REQUIREMENT =>
Each line of the data below that holds the word "icon" is to be reported in full.

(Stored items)
******
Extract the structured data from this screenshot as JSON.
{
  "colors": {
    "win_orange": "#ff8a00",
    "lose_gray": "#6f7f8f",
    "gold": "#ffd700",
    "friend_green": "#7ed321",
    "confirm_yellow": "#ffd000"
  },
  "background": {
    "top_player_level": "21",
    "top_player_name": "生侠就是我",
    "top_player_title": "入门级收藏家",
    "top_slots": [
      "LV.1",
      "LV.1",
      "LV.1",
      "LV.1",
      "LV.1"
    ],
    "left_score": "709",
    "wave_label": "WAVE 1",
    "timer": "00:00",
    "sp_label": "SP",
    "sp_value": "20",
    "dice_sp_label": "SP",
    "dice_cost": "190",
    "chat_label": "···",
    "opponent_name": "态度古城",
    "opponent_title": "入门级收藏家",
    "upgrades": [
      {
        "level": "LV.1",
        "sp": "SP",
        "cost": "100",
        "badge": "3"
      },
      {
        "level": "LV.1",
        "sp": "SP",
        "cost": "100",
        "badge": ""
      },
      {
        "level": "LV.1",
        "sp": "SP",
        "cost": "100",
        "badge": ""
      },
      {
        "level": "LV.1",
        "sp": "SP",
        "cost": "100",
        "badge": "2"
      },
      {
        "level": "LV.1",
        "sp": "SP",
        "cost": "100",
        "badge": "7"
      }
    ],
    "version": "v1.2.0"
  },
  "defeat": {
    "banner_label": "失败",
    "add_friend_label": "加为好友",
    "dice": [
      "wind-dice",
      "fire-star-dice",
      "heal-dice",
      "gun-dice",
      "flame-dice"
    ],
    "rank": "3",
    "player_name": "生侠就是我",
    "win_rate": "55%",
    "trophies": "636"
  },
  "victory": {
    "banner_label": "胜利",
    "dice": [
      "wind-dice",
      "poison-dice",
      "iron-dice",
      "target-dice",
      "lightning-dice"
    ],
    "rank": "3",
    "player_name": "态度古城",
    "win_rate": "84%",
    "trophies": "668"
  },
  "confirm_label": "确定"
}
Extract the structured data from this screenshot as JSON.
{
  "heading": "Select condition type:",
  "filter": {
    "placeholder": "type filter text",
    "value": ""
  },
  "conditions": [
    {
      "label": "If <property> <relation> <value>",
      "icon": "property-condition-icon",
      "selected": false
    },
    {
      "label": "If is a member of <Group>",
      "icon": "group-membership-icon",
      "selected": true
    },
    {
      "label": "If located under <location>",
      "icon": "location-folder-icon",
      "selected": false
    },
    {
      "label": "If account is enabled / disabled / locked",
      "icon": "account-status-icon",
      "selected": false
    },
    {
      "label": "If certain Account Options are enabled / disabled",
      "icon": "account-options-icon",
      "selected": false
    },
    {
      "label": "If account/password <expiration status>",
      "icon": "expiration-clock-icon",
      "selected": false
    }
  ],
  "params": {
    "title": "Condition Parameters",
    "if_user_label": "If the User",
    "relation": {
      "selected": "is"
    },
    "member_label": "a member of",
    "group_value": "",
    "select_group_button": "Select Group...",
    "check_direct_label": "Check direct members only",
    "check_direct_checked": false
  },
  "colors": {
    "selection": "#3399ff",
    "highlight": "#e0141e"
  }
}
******
WRITTEN ANSWER =>
      "icon": "property-condition-icon",
      "icon": "group-membership-icon",
      "icon": "location-folder-icon",
      "icon": "account-status-icon",
      "icon": "account-options-icon",
      "icon": "expiration-clock-icon",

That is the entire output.